> _Required work_:
Only the lines that include "interval" should be copied from the data below.
______________________________
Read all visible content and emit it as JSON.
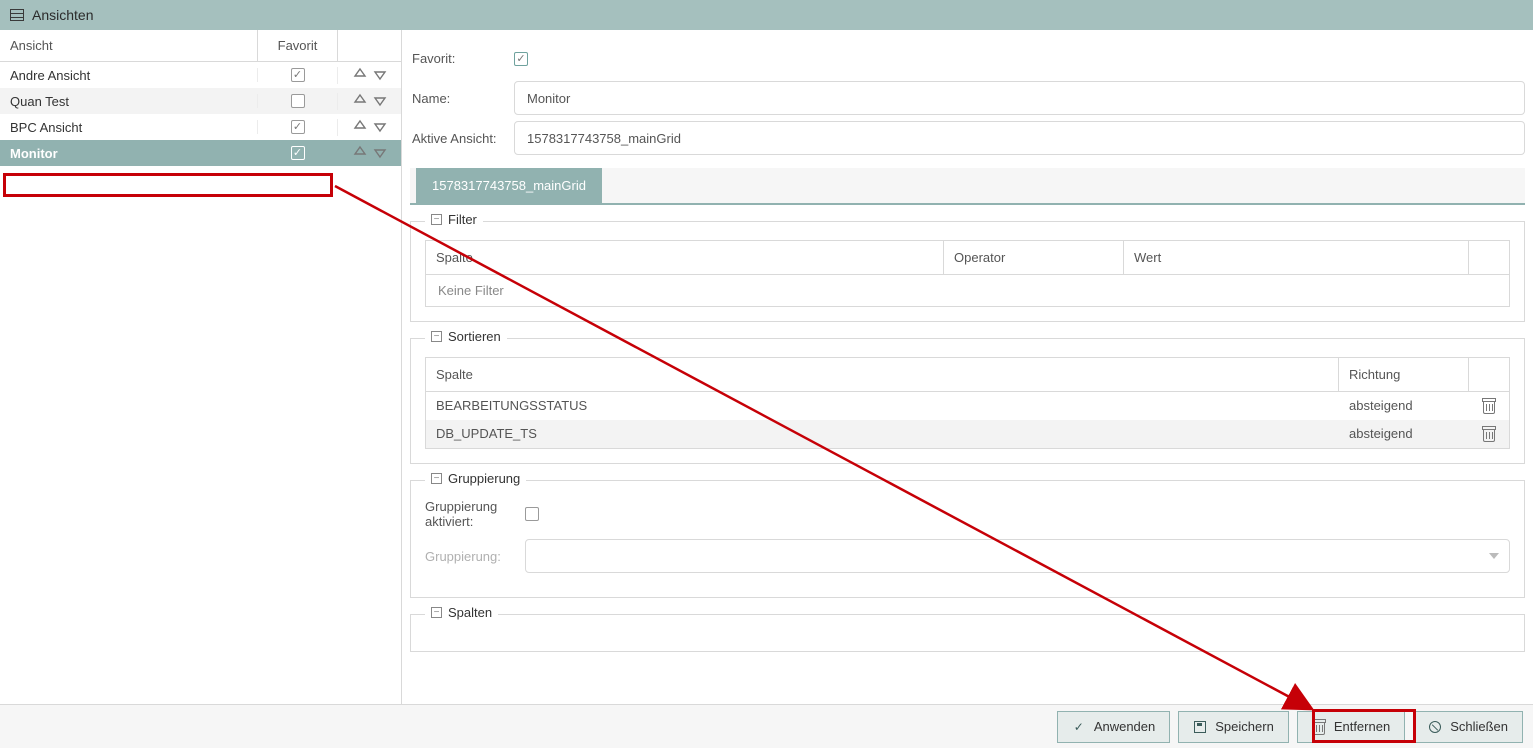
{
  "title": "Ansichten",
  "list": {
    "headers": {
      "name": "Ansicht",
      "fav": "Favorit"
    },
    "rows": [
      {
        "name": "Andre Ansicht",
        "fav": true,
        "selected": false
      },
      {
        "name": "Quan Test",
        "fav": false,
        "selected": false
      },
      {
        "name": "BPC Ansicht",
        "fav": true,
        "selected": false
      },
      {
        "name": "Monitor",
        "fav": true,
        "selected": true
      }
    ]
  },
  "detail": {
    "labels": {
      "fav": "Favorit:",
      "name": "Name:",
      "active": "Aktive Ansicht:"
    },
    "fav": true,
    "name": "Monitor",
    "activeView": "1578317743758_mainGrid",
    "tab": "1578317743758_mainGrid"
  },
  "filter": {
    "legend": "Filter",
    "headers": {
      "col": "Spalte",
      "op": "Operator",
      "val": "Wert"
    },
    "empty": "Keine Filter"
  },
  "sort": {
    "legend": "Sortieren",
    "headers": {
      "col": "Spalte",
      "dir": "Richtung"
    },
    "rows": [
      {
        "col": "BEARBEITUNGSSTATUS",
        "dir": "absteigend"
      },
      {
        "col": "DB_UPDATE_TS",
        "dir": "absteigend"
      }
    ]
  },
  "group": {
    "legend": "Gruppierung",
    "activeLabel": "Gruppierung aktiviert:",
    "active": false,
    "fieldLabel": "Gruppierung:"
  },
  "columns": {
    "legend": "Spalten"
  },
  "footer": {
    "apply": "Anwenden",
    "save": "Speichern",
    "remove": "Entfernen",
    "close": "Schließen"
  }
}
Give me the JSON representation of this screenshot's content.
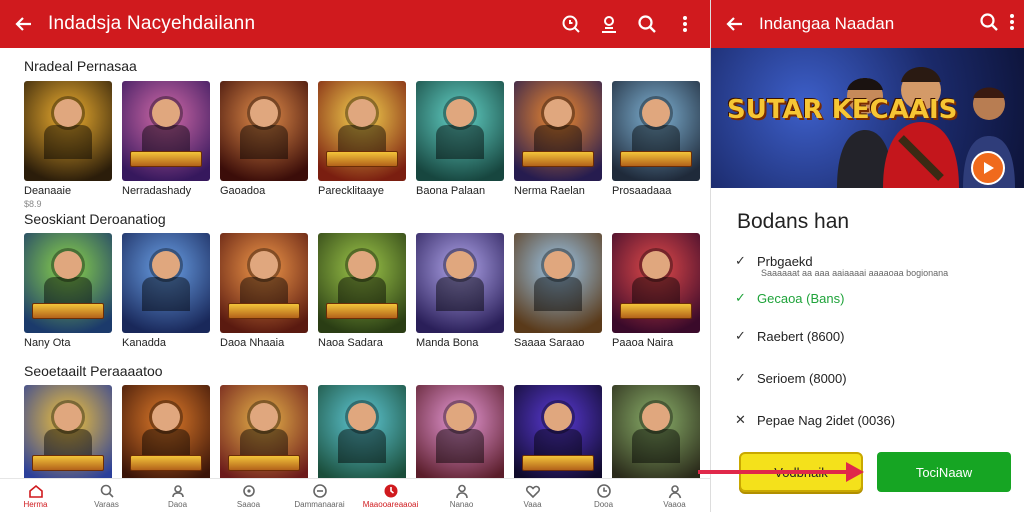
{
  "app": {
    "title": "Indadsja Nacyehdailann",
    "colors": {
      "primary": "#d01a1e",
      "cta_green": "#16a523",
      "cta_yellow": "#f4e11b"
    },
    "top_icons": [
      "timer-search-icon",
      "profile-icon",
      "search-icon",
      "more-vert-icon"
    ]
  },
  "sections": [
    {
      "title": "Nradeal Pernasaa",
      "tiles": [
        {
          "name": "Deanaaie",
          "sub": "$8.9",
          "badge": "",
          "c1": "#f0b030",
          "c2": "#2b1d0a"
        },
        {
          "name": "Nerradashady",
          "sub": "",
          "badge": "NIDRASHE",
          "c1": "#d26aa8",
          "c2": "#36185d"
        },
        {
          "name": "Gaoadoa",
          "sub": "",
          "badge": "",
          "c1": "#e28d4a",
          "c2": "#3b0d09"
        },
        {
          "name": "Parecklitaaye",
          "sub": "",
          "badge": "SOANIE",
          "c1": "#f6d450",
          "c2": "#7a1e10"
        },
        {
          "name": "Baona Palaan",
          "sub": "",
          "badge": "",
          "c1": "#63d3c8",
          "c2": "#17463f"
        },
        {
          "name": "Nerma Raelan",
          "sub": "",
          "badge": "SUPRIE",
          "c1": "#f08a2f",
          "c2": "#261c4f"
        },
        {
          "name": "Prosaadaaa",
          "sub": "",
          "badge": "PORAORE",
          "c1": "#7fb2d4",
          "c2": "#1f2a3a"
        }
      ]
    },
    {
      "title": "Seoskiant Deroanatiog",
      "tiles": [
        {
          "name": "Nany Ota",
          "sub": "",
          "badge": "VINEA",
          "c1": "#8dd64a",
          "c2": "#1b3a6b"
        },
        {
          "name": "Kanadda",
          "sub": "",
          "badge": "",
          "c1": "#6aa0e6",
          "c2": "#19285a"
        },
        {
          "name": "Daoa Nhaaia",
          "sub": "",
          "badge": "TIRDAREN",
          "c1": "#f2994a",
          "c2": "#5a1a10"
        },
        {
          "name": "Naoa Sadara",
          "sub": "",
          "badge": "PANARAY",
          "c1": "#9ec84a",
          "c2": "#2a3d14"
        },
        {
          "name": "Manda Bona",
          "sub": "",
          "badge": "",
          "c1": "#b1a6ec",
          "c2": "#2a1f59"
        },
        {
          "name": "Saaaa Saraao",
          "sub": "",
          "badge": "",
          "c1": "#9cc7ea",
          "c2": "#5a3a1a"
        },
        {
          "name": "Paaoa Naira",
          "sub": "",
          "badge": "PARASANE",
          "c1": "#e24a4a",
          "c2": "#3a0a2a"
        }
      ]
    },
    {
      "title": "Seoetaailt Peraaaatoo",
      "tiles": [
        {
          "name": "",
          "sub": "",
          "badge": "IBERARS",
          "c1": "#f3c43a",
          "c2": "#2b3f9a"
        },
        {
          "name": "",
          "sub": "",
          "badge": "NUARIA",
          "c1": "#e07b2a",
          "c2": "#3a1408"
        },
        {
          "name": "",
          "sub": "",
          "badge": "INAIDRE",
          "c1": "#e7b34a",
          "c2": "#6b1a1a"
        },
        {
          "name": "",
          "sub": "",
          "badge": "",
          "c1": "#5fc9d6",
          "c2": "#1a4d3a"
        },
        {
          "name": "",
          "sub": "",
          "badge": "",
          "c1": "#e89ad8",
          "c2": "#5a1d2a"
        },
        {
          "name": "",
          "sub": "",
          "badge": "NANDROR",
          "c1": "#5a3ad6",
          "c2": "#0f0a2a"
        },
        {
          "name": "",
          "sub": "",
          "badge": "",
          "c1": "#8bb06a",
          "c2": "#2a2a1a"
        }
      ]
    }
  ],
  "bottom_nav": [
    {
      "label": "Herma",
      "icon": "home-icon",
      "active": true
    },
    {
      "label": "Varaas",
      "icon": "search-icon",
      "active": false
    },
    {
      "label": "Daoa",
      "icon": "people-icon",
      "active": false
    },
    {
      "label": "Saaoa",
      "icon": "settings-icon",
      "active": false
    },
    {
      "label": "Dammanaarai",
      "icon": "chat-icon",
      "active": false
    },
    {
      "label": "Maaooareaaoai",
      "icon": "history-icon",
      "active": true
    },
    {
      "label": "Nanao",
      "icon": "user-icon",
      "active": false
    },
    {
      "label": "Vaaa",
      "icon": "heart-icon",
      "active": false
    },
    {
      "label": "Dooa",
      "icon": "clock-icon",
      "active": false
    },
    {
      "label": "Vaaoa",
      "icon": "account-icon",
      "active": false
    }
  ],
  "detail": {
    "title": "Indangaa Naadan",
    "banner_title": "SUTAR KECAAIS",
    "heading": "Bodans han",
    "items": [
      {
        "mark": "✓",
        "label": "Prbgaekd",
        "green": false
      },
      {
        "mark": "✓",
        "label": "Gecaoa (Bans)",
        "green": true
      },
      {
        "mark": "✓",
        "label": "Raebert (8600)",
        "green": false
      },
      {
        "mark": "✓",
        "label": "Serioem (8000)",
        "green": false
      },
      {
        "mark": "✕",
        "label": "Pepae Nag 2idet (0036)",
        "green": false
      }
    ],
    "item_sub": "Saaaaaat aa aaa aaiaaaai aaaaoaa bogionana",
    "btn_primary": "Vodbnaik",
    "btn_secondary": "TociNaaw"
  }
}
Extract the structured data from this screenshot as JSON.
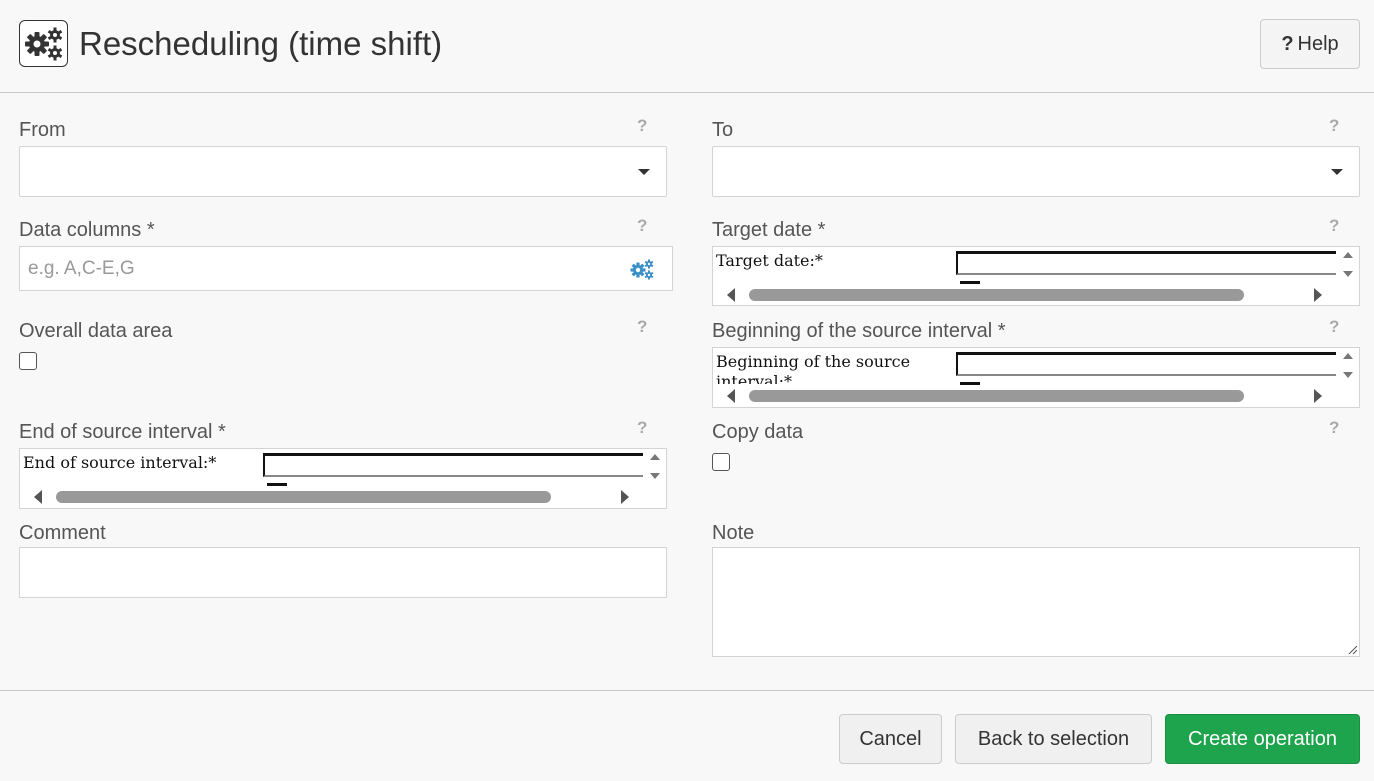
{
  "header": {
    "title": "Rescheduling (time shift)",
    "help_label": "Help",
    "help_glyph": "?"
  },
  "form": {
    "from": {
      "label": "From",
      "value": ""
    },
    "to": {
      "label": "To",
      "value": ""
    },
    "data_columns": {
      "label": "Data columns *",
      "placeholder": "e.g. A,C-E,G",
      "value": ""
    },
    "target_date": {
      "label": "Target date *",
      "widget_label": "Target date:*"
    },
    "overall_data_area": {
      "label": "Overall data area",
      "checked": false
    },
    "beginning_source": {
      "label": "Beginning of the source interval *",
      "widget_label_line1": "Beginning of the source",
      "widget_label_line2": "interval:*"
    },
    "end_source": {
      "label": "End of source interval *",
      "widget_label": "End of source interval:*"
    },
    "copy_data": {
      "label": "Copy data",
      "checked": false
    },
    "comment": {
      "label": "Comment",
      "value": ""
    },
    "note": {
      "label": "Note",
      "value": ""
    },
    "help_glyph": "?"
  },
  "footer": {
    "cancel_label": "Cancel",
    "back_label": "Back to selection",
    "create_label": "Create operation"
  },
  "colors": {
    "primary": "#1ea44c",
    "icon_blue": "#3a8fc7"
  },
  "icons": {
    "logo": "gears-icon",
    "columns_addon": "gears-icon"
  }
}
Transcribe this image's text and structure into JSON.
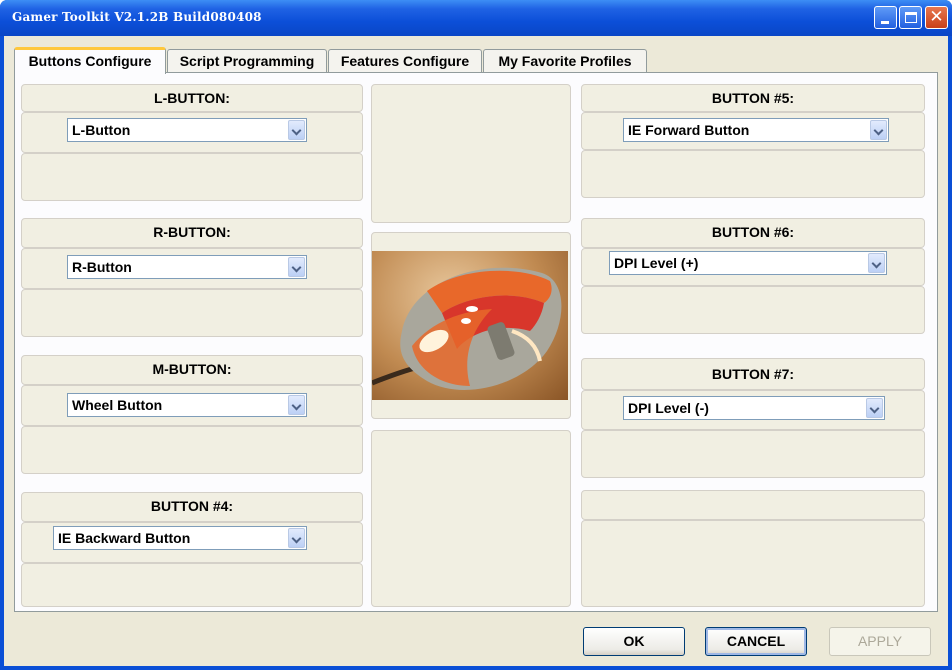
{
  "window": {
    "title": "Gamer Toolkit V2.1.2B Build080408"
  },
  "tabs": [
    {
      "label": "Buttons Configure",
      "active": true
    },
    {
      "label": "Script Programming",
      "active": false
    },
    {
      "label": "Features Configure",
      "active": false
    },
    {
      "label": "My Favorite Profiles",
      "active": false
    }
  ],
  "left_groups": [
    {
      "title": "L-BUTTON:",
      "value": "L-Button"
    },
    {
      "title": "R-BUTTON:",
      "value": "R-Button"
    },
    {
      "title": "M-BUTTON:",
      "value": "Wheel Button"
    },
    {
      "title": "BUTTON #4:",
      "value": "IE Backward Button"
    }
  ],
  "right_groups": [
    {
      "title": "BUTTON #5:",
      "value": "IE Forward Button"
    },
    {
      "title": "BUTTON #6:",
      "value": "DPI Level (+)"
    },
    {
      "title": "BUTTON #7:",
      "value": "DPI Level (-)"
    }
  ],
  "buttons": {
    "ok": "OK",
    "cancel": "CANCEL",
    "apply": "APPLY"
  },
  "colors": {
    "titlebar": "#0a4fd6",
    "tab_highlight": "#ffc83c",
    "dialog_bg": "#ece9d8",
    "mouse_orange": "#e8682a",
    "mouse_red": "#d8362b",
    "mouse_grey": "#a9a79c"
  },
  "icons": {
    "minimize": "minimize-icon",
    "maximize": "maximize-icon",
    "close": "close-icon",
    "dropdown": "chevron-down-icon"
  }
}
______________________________
> _Response area_:
      "label": "Beginning of the source interval *",
      "widget_label_line2": "interval:*"
      "label": "End of source interval *",
      "widget_label": "End of source interval:*"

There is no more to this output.